- Starting with Sacredness: a very central feature, so central that it’s easy to trivialize, is a meta-meaning function. That is, sacredness (and religion, which get conflated and blend into one another) is “homing us against horror.” Preventing us from the alienating effects of culture-shock (what Vervaeke calls “domicide” — feeling estranged and untethered from a culture, such as when you travel to a foreign country). ‘Horror’ here meaning to be overwhelmed by loneliness, homesickness, cultural shock, and a tremendous sense of alienation, absurdity, and anxiety. It’s helps us to be more resilient in the face of the tragedies and horrors of life.
- Vervaeke thinks that this protective feature that sacredness has of homing us against horror is a necessary feature but not a sufficient one. To return to Gnosticism and the Gnostics: “the trajectory of transframing is ultimately understood as transgressive. It’s trying to overturn the grammar of a worldview.”
- This points to something else the sacred does for us, which comes from the work of Otto (which in turn was influenced by the work of Kant): The idea of “holy” is etymologically linked (non-obviously) to “health” but also associated with notions of moral righteousness and glory. This whole web of associations around the idea of “holy” is something Otto called the numinous. This was derived from Jung, used to describe the fundamental experience the transgressive side of the sacredness — how it opens us up in wonder and awe and even takes us to the horizon of horror.
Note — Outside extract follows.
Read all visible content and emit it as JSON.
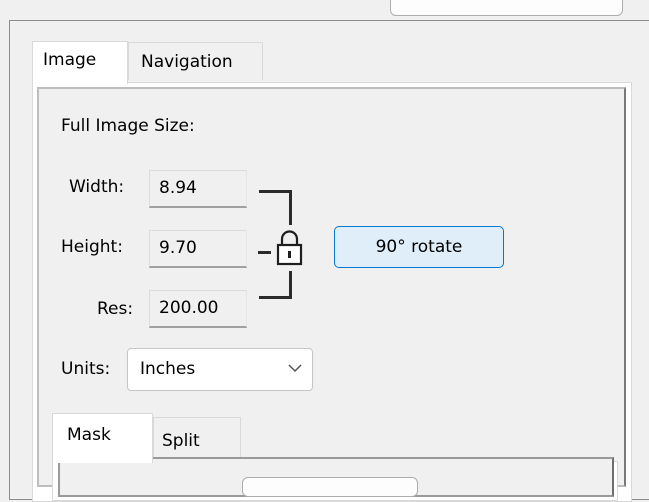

Up next: Awakening From the Meaning Crisis by John Vervaeke, Ep. 34 — Sacredness: Horror, Music, and the Symbol (Summary & Notes) https://markmulvey.medium.com/awakening-from-the-meaning-crisis-by-john-vervaeke-ep-34-7afcf176ea28
List of Books in the Video:
- Robert Fuller — Wonder: From Emotion to Spirituality
- George Levine — The Joy of Secularism: 11 Essays for How We Live Now